Reduced 454 Casull Loads

The 454 Casull stands tall next to the 45 Colt

The mighty 454 Casull represents about as much power as you can package into a standard size 45 caliber handgun. But full power 454 Casull loads generate a high level of recoil and achieving good accuracy with those loads can prove very challenging. Many folks just shoot 45 Colt loads for practice and there is certainly nothing wrong with that. But if you already have 454 brass (and no 45 Colt brass), or if you want to avoid having to clean the pronounced chamber powder ring that develops from the use of the shorter 45 Colt brass, you can handload lower power 454 Casull ammo for practice. And since practice loads for the Casull are in the typical magnum revolver power range, they can double as hunting loads for game up to the size of deer and black bear.
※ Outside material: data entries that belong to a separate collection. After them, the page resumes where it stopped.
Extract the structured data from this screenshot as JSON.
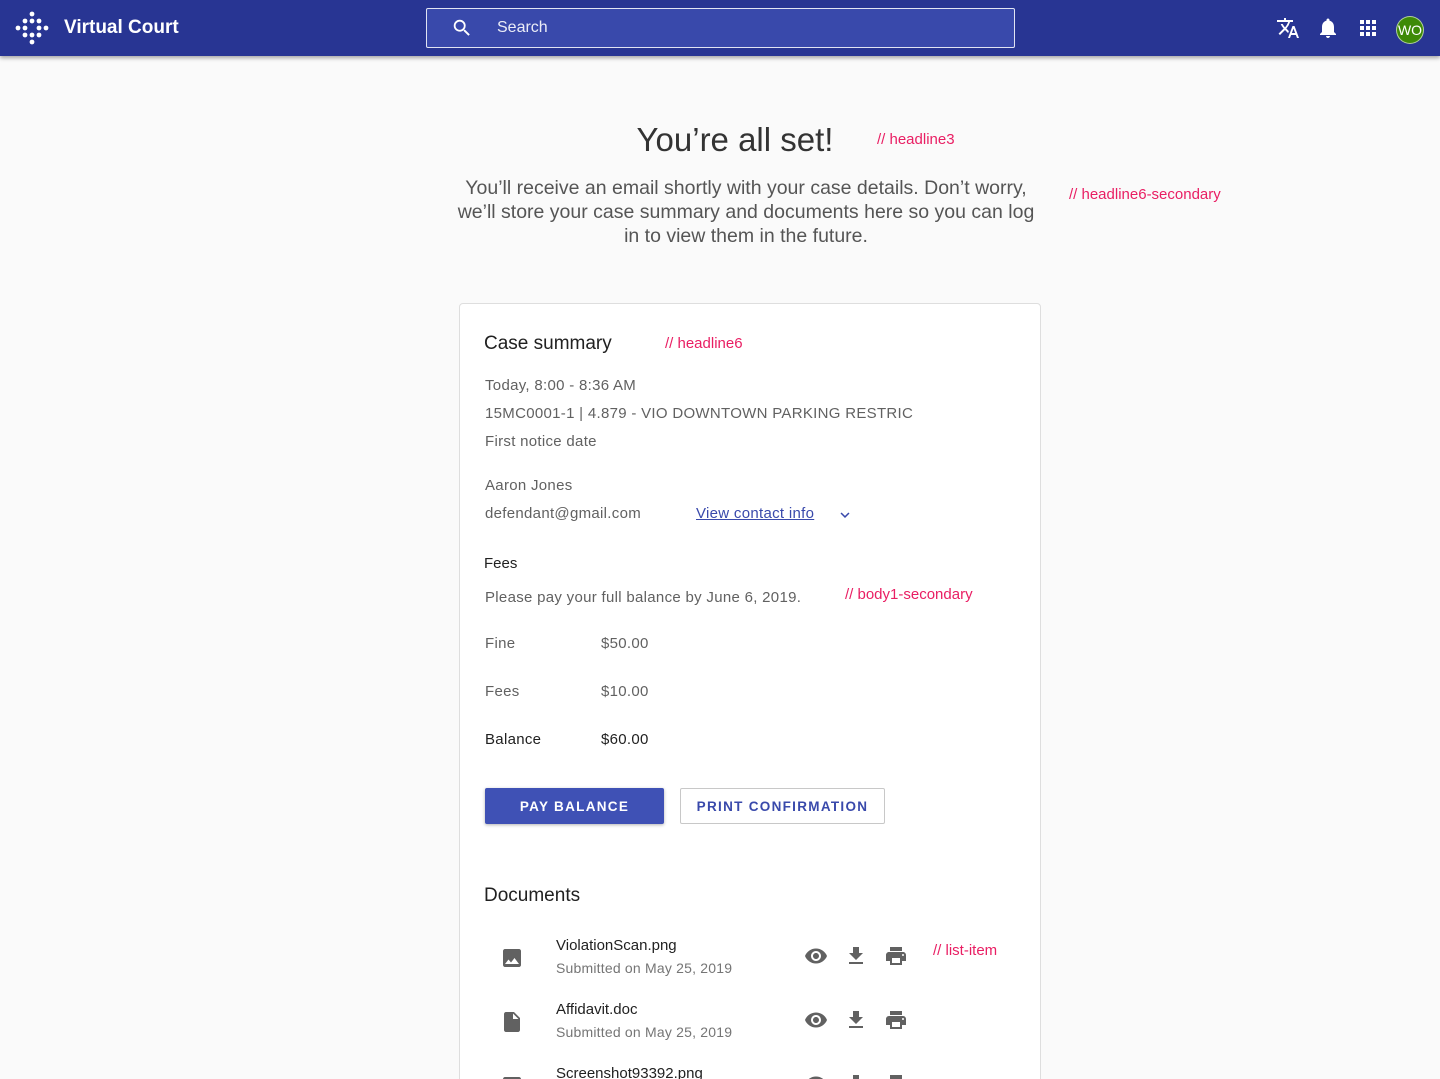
{
  "appbar": {
    "title": "Virtual Court",
    "search_placeholder": "Search",
    "avatar_initials": "WO",
    "color": "#283593"
  },
  "page": {
    "headline": "You’re all set!",
    "subtext": "You’ll receive an email shortly with your case details. Don’t worry,  we’ll store your case summary and documents here so you can log in to view them in the future."
  },
  "annotations": {
    "headline": "// headline3",
    "subtext": "// headline6-secondary",
    "card_title": "// headline6",
    "body1": "// body1-secondary",
    "list_item": "// list-item"
  },
  "card": {
    "title": "Case summary",
    "time": "Today, 8:00 - 8:36 AM",
    "case": "15MC0001-1 | 4.879 - VIO DOWNTOWN PARKING RESTRIC",
    "notice": "First notice date",
    "name": "Aaron Jones",
    "email": "defendant@gmail.com",
    "contact_link": "View contact info",
    "fees_title": "Fees",
    "fees_note": "Please pay your full balance by June 6, 2019.",
    "fees": [
      {
        "label": "Fine",
        "value": "$50.00"
      },
      {
        "label": "Fees",
        "value": "$10.00"
      },
      {
        "label": "Balance",
        "value": "$60.00"
      }
    ],
    "pay_button": "PAY BALANCE",
    "print_button": "PRINT CONFIRMATION",
    "accent": "#3f51b5"
  },
  "documents": {
    "title": "Documents",
    "items": [
      {
        "name": "ViolationScan.png",
        "date": "Submitted on May 25, 2019",
        "icon": "image-icon"
      },
      {
        "name": "Affidavit.doc",
        "date": "Submitted on May 25, 2019",
        "icon": "file-icon"
      },
      {
        "name": "Screenshot93392.png",
        "date": "",
        "icon": "image-icon"
      }
    ]
  }
}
Reduced 454 Casull loading data is published by a few sources. Speer’s manual lists three levels of 454 Casull loads, and I found it very helpful in finding the practice loads I like. The loads from the Sierra manual for their 240gr. bullet are also well below maximum power. And Freedom Arms also lists some lower power data on their website (though all their loads were developed using their very stout bullets and their mighty fine and robust revolvers).

One thing to keep in mind with the 454 Casull is that full power loads require very stout bullets to handle they very high pressures and velocities of those loads. But when reducing the loads down to the levels I’ve listed here, bullets designed and suited for the 45 Colt work just fine.

I’ve tried a number of powders in search of nice 454 Casull practice loads. I prefer Hodgdon HS-6 and Ramshot True Blue, or if you want a little more excitement in your practice, IMR4227 or Alliant 2400.

I also tried loads using Winchester 231, Alliant Unique, Hodgdon Universal, Hodgdon Titegroup, Alliant Power Pistol, and Accurate #9. All except Accurate #9 gave acceptable results, and Titegroup turned in some rather nice groups. Accurate #9 seemed somewhat inconsistent at these lower pressure levels and is probably better suited for higher power loads.

I used 45 Caliber Hornady 250gr. XTP, Nosler 250gr. JHP, and Sierra 240gr. bullets in my load testing. Those bullets were designed for 45 Colt velocity and pressure levels and all seemed to perform well in these 454 Casull practice loads. You can use stouter bullets designed for the 454 Casull with these loads, but they are more expensive and unnecessary at the velocity/pressure levels these loads develop. All bullets were seated to their crimping grooves and a moderate roll crimp applied.

A few cautions are in order. First, some of the data is below the starting loads listed by the data sources. I believe the powder charges listed are sufficient to ensure the bullets leave the barrel, but be on the lookout for the possibility of bullets stuck in the bore if you try them in your gun, especially if you have a long barrel (I tested these loads in a 6 1/2” barrel). Second, the 454 Casull has a large case and none of these loads come close to filling the case. In some instances double or triple charges will fit in the case without running over. So make sure each charged case is carefully examined for multiple charges before seating the bullet.

Below is the specific data for the loads I’ve settled on. Please heed the cautionary comments above before use:

***Carefully inspect charged cases for multiple charges when using the above loads.***

Starline cases were used for testing the loads above.

Bullets seated to their crimping groove and a moderate crimp applied to all loads.